A hike is a very long walk. It is an apt description of the Christian life. Eugene Peterson called it, in his book title, “A Long Obedience in the Same Direction.” The apostle Paul referred to it as walking in the Spirit. To walk in the Spirit is to walk by means of the Holy Spirit, or in the sphere of the Holy Spirit.
It is not possible to live as a Christian should live apart from the Holy Spirit. Here I quote from the English Standard Version of Paul’s letter to the Galatians: “But I say, walk by the Spirit, and you will not gratify the desires of the flesh” (Galatians 5:16 ESV). Walking in the realm of the Spirit has been compared to the atmosphere in which a fish survives: water. A fish has the freedom to act like a fish only in the environment for which he was created. Likewise, a Christian can live as a Christian should live only by and in the Holy Spirit.
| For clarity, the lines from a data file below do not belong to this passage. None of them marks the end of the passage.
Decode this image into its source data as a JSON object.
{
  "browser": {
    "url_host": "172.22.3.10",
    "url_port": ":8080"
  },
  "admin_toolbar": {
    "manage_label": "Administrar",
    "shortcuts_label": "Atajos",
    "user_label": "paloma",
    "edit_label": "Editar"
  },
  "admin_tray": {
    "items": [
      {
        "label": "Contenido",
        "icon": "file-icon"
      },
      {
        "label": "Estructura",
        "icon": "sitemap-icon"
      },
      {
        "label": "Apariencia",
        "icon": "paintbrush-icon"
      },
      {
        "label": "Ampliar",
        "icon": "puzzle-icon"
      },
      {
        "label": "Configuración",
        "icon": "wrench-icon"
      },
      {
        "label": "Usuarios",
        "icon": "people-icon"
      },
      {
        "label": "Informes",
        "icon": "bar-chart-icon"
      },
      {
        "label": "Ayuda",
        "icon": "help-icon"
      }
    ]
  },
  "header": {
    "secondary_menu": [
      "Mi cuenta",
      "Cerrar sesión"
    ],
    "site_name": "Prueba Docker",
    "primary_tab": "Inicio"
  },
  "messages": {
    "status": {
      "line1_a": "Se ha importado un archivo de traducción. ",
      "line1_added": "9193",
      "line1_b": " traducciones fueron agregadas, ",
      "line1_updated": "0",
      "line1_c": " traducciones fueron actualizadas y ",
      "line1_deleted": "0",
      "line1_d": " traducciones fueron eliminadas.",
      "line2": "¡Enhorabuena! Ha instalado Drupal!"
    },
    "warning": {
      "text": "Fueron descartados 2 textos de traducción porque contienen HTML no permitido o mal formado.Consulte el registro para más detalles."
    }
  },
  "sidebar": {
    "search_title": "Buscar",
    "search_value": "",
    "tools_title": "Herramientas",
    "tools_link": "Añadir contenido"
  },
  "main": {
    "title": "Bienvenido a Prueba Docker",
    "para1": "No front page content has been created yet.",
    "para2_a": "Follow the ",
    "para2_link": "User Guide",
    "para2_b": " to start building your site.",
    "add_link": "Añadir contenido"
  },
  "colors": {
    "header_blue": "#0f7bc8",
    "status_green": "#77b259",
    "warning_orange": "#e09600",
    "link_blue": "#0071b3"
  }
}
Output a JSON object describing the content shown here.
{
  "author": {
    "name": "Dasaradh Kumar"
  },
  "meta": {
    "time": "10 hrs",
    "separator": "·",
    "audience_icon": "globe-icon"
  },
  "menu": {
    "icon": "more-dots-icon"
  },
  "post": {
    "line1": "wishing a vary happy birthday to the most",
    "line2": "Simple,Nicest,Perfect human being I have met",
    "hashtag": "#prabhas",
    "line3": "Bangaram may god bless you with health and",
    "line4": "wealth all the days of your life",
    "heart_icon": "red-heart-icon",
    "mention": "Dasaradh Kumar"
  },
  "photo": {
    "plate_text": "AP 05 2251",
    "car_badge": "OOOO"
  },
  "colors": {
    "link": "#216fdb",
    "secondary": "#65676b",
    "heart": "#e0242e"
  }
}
Paul mentions the Holy Spirit seven times by name in Galatians 5:16-25. This highlights the Spirit’s role in us, subduing sinful influences, guiding us in right living, and helping us enjoy the freedom of God’s grace. These verses teach that there is an inward conflict between the lower nature (the “flesh”) and the Spirit.
“For the desires of the flesh are against the Spirit, and the desires of the Spirit are against the flesh, for these are opposed to each other, to keep you from doing the things you want to do” (Galatians 5:17 ESV). This reminds me of the inner struggle against sin Paul described in Romans 7! If you read Galatians 5:19-21 you see a sad litany of destructive habits and sinful offenses which are described as “works of the flesh.” They represent gross distortions of sex, of religious spirituality, and of human relationships.
Walking in the Spirit steers clear of these. Instead, the Spirit’s ministry in the life of a Christian is described as “fruit.” In the following verses Paul describes the Spirit-controlled life: “love, joy, peace, patience, kindness, goodness faithfulness, gentleness, self-control” (Galatians 5:22-23 ESV). This is what walking in the Spirit looks like. If we are walking in the Spirit we will not be gratifying the desires of the lower nature, but we will be demonstrating the fruit of the Spirit in our everyday lives.
Of course this means that as we walk by the Spirit we will be led by the Holy Spirit. The Spirit does the leading and we do the walking. “For all who are led by the Spirit of God are the sons of God” (Romans 8:14). He takes the initiative to help us walk worthy of the Lord (Colossians 1:10) and walk by faith (2 Corinthians 5:7) and walk in good works (Ephesians 2:10) and walk in wisdom (Colossians 4:5).
The Appalachian Trail is a carefully-marked path through the mountains. The Holy Spirit intends to lead God’s people in the carefully-marked path of God’s will. “If we live by the Spirit, let us also keep in step with the Spirit (Galatians 5:25 ESV). If we sincerely follow the Spirit’s leading, it will influence everything in our way of life: marriage and family relationships, friendships, vocation, leisure activities, proper use of wealth, prayer and devotion, keeping of the Lord’s Day, and concern for our neighbors.
“You make known to me the path of life” (Psalm 16:11 ESV).
Pastor Randy Faulkner